# Exercise data:
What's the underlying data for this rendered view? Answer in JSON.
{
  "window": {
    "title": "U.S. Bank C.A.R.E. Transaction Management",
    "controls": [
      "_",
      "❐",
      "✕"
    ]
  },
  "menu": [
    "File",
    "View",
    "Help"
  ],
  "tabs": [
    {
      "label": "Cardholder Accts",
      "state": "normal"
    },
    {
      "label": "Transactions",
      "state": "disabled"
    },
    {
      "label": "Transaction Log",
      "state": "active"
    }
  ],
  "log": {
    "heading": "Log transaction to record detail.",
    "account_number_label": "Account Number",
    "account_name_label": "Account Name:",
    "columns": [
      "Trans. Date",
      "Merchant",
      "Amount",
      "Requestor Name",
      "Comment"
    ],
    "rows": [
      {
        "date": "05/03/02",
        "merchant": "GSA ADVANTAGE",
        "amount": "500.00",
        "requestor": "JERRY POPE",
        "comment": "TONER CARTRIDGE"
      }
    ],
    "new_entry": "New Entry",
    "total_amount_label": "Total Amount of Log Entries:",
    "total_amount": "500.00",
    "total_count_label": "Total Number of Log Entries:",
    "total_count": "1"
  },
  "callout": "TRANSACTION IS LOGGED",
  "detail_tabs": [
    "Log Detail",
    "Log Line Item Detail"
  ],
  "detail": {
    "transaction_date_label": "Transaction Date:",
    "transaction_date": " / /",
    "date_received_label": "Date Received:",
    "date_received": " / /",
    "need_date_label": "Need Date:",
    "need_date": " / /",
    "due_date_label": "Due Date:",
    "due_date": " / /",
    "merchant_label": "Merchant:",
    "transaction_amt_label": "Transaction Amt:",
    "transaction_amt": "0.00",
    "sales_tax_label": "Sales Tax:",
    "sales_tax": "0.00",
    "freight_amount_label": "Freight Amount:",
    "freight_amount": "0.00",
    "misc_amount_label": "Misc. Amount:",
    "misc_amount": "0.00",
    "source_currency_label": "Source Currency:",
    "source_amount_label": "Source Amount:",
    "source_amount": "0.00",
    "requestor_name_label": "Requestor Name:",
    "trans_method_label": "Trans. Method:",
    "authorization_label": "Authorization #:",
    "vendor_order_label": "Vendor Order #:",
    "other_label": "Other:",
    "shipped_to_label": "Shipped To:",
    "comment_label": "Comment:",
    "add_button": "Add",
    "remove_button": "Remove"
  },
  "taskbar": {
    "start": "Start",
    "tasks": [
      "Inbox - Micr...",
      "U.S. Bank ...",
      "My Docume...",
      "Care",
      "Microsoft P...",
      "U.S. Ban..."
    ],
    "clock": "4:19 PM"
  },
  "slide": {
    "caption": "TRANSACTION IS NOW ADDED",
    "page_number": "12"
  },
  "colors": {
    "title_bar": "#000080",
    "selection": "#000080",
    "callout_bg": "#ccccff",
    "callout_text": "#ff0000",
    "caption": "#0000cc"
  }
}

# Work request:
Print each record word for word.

# Answer to this problem:
What's the underlying data for this rendered view? Answer in JSON.
{
  "window": {
    "title": "U.S. Bank C.A.R.E. Transaction Management",
    "controls": [
      "_",
      "❐",
      "✕"
    ]
  },
  "menu": [
    "File",
    "View",
    "Help"
  ],
  "tabs": [
    {
      "label": "Cardholder Accts",
      "state": "normal"
    },
    {
      "label": "Transactions",
      "state": "disabled"
    },
    {
      "label": "Transaction Log",
      "state": "active"
    }
  ],
  "log": {
    "heading": "Log transaction to record detail.",
    "account_number_label": "Account Number",
    "account_name_label": "Account Name:",
    "columns": [
      "Trans. Date",
      "Merchant",
      "Amount",
      "Requestor Name",
      "Comment"
    ],
    "rows": [
      {
        "date": "05/03/02",
        "merchant": "GSA ADVANTAGE",
        "amount": "500.00",
        "requestor": "JERRY POPE",
        "comment": "TONER CARTRIDGE"
      }
    ],
    "new_entry": "New Entry",
    "total_amount_label": "Total Amount of Log Entries:",
    "total_amount": "500.00",
    "total_count_label": "Total Number of Log Entries:",
    "total_count": "1"
  },
  "callout": "TRANSACTION IS LOGGED",
  "detail_tabs": [
    "Log Detail",
    "Log Line Item Detail"
  ],
  "detail": {
    "transaction_date_label": "Transaction Date:",
    "transaction_date": " / /",
    "date_received_label": "Date Received:",
    "date_received": " / /",
    "need_date_label": "Need Date:",
    "need_date": " / /",
    "due_date_label": "Due Date:",
    "due_date": " / /",
    "merchant_label": "Merchant:",
    "transaction_amt_label": "Transaction Amt:",
    "transaction_amt": "0.00",
    "sales_tax_label": "Sales Tax:",
    "sales_tax": "0.00",
    "freight_amount_label": "Freight Amount:",
    "freight_amount": "0.00",
    "misc_amount_label": "Misc. Amount:",
    "misc_amount": "0.00",
    "source_currency_label": "Source Currency:",
    "source_amount_label": "Source Amount:",
    "source_amount": "0.00",
    "requestor_name_label": "Requestor Name:",
    "trans_method_label": "Trans. Method:",
    "authorization_label": "Authorization #:",
    "vendor_order_label": "Vendor Order #:",
    "other_label": "Other:",
    "shipped_to_label": "Shipped To:",
    "comment_label": "Comment:",
    "add_button": "Add",
    "remove_button": "Remove"
  },
  "taskbar": {
    "start": "Start",
    "tasks": [
      "Inbox - Micr...",
      "U.S. Bank ...",
      "My Docume...",
      "Care",
      "Microsoft P...",
      "U.S. Ban..."
    ],
    "clock": "4:19 PM"
  },
  "slide": {
    "caption": "TRANSACTION IS NOW ADDED",
    "page_number": "12"
  },
  "colors": {
    "title_bar": "#000080",
    "selection": "#000080",
    "callout_bg": "#ccccff",
    "callout_text": "#ff0000",
    "caption": "#0000cc"
  }
}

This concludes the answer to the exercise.